by British Chief Rabbi Jonathan Sacks – Excerpted from Standpoint Magazine
It is not clear that the West has successfully met the challenge of 9/11. Worse: it is not clear that the West yet fully understands what the challenge is.
To understand 2001 we have to go back to 1989, the year of the collapse of the Soviet Union, the end of the Cold War, and the fall of the Berlin Wall. It was an historic moment that few had expected. What did it mean? It was then that two stories were born, with one of which we are familiar, the other of which we seem hardly to know or understand at all.
The first narrative was that the West had won. Communism had imploded. In the end, it failed to deliver the goods. People wanted freedom. They sought affluence. The Soviet Union had delivered neither. Politically it was repressive. Economically it was inefficient. For freedom you need liberal democracy. For affluence you need the market economy. 1989 marked the victory of both. From here on democratic capitalism would spread slowly but surely across the world. To adapt Francis Fukuyama's phrase of the time, it was the beginning of the end of history.
The other narrative was quite different but has the advantage of so far being proved correct. Unlike Fukuyama's, it was based not on Hegel but on the 14th-century Islamic thinker Ibn Khaldun. We don't know much about Ibn Khaldun in the West but we should. He was one of the truly great thinkers of the Middle Ages. He has every claim to be called the world's first sociologist. Not for another 300 years would the West produce a figure of comparable originality: Giambattista Vico. Both produced compelling accounts of the rise and fall of civilizations. Both knew what most people most of the time forget: that the greatest civilizations eventually fall.

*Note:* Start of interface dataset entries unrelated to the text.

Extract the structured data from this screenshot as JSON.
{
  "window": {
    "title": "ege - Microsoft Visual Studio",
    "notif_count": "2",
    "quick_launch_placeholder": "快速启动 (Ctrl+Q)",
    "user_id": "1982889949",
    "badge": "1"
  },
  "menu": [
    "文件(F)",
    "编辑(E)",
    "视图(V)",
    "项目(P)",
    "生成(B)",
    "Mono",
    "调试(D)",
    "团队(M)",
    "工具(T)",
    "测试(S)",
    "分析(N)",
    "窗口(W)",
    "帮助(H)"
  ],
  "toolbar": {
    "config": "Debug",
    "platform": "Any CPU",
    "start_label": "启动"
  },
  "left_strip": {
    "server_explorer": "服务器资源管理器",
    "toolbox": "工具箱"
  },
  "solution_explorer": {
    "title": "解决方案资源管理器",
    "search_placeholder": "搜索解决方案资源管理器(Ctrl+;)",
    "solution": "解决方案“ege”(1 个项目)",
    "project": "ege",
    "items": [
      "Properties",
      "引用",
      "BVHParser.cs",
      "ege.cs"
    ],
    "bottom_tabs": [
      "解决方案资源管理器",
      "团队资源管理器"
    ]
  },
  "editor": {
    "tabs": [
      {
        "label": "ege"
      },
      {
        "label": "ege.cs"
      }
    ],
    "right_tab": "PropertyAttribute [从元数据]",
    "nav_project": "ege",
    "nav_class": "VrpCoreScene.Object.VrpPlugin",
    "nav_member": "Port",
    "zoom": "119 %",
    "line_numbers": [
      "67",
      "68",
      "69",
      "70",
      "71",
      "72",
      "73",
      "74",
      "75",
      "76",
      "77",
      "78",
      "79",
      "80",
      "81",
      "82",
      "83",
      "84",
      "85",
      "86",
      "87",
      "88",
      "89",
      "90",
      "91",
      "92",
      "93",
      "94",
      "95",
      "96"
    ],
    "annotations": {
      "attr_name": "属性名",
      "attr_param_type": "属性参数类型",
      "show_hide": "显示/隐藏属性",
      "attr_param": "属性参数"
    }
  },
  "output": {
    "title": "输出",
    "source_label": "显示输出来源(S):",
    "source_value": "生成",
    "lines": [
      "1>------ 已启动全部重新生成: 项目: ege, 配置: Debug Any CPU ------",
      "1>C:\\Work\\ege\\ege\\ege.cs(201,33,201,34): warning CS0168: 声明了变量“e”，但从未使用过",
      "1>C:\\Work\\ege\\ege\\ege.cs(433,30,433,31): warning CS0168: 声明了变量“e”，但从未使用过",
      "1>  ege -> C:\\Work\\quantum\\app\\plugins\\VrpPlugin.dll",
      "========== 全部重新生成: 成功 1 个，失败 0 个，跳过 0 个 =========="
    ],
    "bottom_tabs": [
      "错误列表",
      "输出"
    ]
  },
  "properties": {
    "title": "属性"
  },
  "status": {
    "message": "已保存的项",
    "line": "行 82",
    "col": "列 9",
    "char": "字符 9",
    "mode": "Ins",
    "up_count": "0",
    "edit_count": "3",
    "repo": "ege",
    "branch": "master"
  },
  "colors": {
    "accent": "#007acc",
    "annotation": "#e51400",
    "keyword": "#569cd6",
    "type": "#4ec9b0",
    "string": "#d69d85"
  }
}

The reason they do so is not necessarily the rise of a stronger power. It is their own internal decay.
(Thanks to Aharon from New Jersey for the link.)